German authorities raided the offices of Deutsche Bank in Frankfurt today. Police and federal prosecutors were apparently looking for evidence of money laundering. And we'll discuss this now with NPR's Jim Zarroli, who's following the story from New York. Jim, good morning.


INSKEEP: So OK, evidence of money laundering - that's what they're looking for. What does that mean in this case?

ZARROLI: Well, this was a very large operation. At around 9 a.m., 170 law enforcement officials descended on six Deutsche Bank buildings, including the headquarters in Frankfurt. They took documents and electric files.

What we know is that they are targeting two suspects who are not named. They're ages 50 and 46. And they're looking to see if others - other people at the bank were involved, too. And this bank - the bank says this has to do with the Panama Papers.

INSKEEP: OK. Would you remind us what they are?

ZARROLI: Yeah. The Panama Papers were this huge collection of documents that were taken from a Panamanian law firm called Mossack Fonseca.
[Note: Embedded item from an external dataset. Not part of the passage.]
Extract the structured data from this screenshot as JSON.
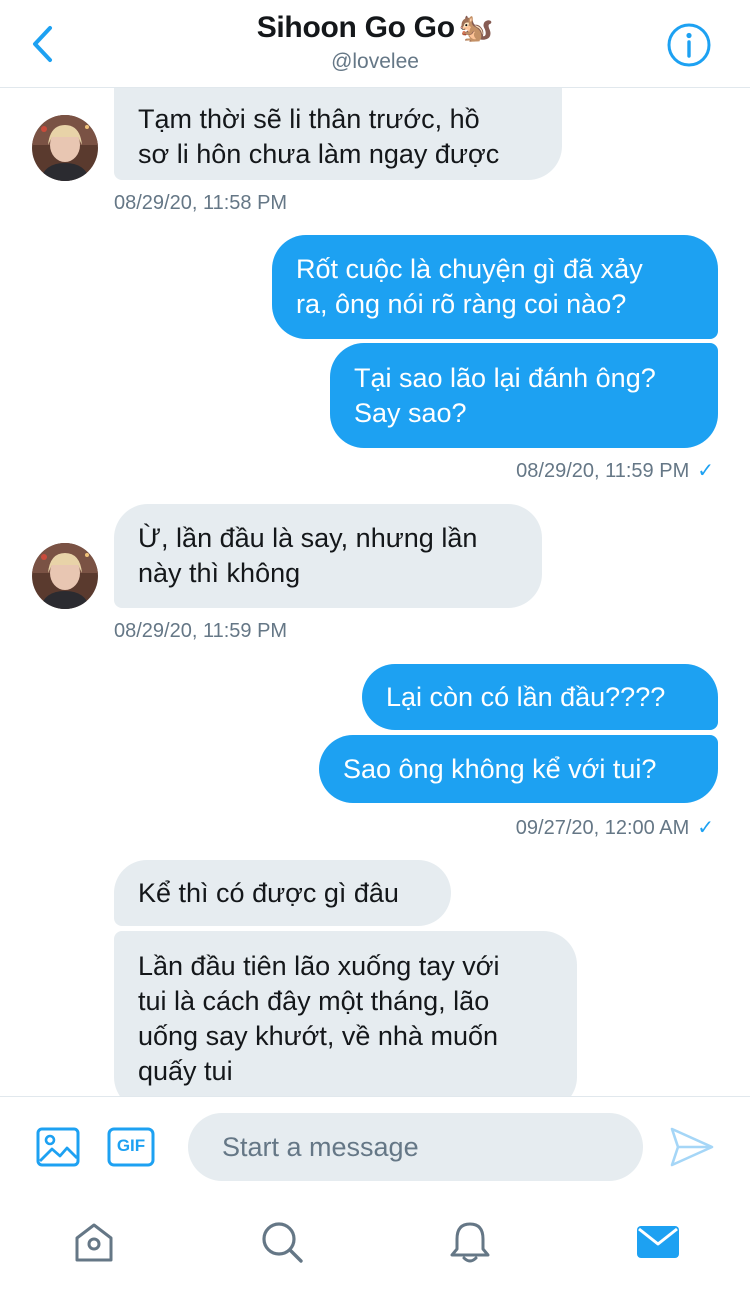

They were leaked to an international consortium of journalists.

Mossack Fonseca was famous for helping clients set up offshore accounts and shell corporations. Now, these are, you know, legal, but they can often be used to avoid paying taxes or just to escape the eye of regulators. I mean, they're often used by criminals who've tried - trying to hide money that they've gotten illegally. And the law firm would help set up these accounts in tax havens, like the British Virgin Islands, for instance.
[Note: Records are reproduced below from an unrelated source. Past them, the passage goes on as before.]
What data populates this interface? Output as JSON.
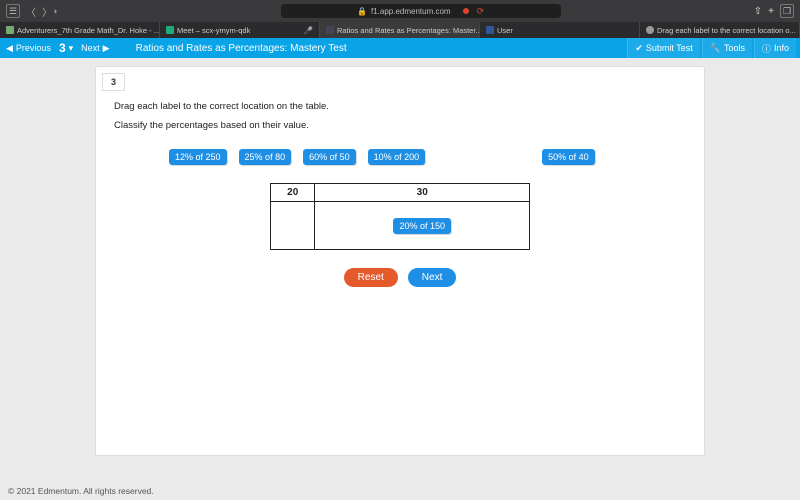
{
  "browser": {
    "url": "f1.app.edmentum.com",
    "tabs": [
      {
        "label": "Adventurers_7th Grade Math_Dr. Hoke - ..."
      },
      {
        "label": "Meet – scx-ymym-qdk"
      },
      {
        "label": "Ratios and Rates as Percentages: Master..."
      },
      {
        "label": "User"
      },
      {
        "label": "Drag each label to the correct location o..."
      }
    ]
  },
  "appbar": {
    "previous": "Previous",
    "question_indicator": "3",
    "next": "Next",
    "title": "Ratios and Rates as Percentages: Mastery Test",
    "submit": "Submit Test",
    "tools": "Tools",
    "info": "Info"
  },
  "question": {
    "number": "3",
    "instruction": "Drag each label to the correct location on the table.",
    "sub_instruction": "Classify the percentages based on their value.",
    "chips": [
      "12% of 250",
      "25% of 80",
      "60% of 50",
      "10% of 200",
      "50% of 40"
    ],
    "table": {
      "headers": [
        "20",
        "30"
      ],
      "placed_col2": "20% of 150"
    },
    "buttons": {
      "reset": "Reset",
      "next": "Next"
    }
  },
  "footer": "© 2021 Edmentum. All rights reserved."
}
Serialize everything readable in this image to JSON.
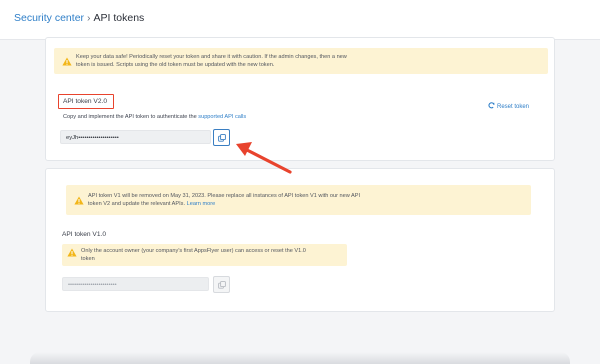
{
  "breadcrumb": {
    "parent": "Security center",
    "separator": "›",
    "current": "API tokens"
  },
  "top_warning": {
    "icon": "warning-triangle-icon",
    "line1": "Keep your data safe! Periodically reset your token and share it with caution. If the admin changes, then a new",
    "line2": "token is issued. Scripts using the old token must be updated with the new token."
  },
  "token_v2": {
    "label": "API token V2.0",
    "description": "Copy and implement the API token to authenticate the",
    "description_link": "supported API calls",
    "value": "eyJh••••••••••••••••••••",
    "copy_icon": "copy-icon",
    "reset_label": "Reset token",
    "reset_icon": "refresh-icon"
  },
  "v1_notice": {
    "icon": "warning-triangle-icon",
    "line1": "API token V1 will be removed on May 31, 2023. Please replace all instances of API token V1 with our new API",
    "line2": "token V2 and update the relevant APIs.",
    "link": "Learn more"
  },
  "token_v1": {
    "label": "API token V1.0",
    "warning_line1": "Only the account owner (your company's first AppsFlyer user) can access or reset the V1.0",
    "warning_line2": "token",
    "value": "••••••••••••••••••••••••",
    "copy_icon": "copy-icon"
  },
  "colors": {
    "accent": "#2f7fc8",
    "highlight": "#e8432d",
    "warning_bg": "#fdf3d3",
    "warning_icon": "#f2b619"
  }
}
And this - when these documents were released, it was just a huge scandal because it turned out that a number of the clients were connected to very powerful people, like Russian President Vladimir Putin or the president of Syria or officials from Argentina or lots of countries. And it really shined a light on how international tax shelters worked. It really was a big scandal.

INSKEEP: OK. So we already have this huge trove of information, and now it appears that investigators are going for more from Deutsche Bank. What is the bank saying about all this?

ZARROLI: It says it's cooperating with authorities, as it is in our interest, as well, to clarify the facts. It says, we have already provided the authorities with all the relevant information regarding the Panama Papers. It also says it will try to provide more information to the press as it becomes available. The raid is expected to last hours and even go into Friday.

INSKEEP: Jim, I feel obliged to note one other thing, and also note it very, very carefully. President Trump's name has been connected in the past with Deutsche Bank. This is a bank that he was involved in lawsuits over. This is a bank that he borrowed money from. President Trump's name has not come up in any way in this particular raid, or in this investigation, has it?

ZARROLI: No, it has not. Not - there's no sense at all that he's connected to this. Deutsche Bank was the only bank that would lend - only major bank that would lend to Donald Trump in the 1990s after he went through a series of bankruptcies. So that's always been sort of interesting to investigators. You know, why was Deutsche Bank willing to do that when others weren't?

And this is a - this whole scandal has really just furthered the hurting the reputation of the bank. And Democrats have promised to look into the money laundering.

INSKEEP: Oh, when they take over the House of Representatives. Jim, thanks so much.

ZARROLI: You're welcome.

INSKEEP: NPR's Jim Zarroli. Transcript provided by NPR, Copyright NPR.

Steve Inskeep is a host of NPR's Morning Edition, as well as NPR's morning news podcast Up First.
Jim Zarroli is an NPR correspondent based in New York. He covers economics and business news.